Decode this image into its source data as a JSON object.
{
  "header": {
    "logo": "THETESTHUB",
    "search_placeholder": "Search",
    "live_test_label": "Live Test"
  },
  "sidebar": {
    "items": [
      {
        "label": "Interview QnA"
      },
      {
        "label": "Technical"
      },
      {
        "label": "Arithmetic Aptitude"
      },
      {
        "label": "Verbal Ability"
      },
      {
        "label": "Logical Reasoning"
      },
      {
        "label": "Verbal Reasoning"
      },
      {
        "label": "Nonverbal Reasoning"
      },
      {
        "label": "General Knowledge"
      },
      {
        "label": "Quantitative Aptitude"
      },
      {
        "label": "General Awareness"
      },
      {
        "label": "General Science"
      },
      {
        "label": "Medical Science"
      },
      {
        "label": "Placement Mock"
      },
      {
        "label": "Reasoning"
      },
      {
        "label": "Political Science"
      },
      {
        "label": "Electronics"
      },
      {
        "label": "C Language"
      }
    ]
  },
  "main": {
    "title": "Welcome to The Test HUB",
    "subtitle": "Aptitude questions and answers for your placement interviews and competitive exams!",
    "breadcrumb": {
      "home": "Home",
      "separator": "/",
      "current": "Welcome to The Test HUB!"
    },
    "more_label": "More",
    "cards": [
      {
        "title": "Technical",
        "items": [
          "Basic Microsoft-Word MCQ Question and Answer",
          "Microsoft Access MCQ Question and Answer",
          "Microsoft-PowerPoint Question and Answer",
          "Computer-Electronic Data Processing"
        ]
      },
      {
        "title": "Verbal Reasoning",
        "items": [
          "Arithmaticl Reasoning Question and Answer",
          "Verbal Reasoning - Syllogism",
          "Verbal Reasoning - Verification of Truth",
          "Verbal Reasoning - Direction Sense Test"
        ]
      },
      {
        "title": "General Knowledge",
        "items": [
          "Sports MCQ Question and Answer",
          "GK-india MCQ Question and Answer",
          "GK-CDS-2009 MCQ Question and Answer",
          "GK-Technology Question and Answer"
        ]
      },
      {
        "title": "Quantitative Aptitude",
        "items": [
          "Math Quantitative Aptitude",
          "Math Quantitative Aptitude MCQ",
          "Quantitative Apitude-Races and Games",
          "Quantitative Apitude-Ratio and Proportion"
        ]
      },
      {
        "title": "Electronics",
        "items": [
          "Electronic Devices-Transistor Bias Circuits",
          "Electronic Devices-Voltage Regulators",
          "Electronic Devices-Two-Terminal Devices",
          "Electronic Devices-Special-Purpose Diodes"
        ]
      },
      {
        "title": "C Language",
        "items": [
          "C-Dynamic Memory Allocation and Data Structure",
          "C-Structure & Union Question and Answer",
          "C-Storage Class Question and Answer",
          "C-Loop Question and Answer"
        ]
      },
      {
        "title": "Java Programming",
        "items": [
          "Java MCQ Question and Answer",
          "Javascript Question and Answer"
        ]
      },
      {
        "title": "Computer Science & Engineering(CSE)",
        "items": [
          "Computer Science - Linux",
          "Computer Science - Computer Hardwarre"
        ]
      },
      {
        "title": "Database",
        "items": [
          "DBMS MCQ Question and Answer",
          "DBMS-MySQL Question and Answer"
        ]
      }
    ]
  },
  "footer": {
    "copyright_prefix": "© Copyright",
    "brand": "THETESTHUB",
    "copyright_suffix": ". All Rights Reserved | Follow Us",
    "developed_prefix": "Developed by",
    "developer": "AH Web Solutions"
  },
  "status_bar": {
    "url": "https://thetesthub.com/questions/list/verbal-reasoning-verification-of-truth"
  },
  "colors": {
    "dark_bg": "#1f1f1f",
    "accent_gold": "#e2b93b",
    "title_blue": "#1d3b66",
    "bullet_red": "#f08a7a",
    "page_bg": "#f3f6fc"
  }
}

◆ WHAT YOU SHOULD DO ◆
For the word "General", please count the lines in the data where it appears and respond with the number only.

◆ ANSWER FOR THIS EXERCISE ◆
4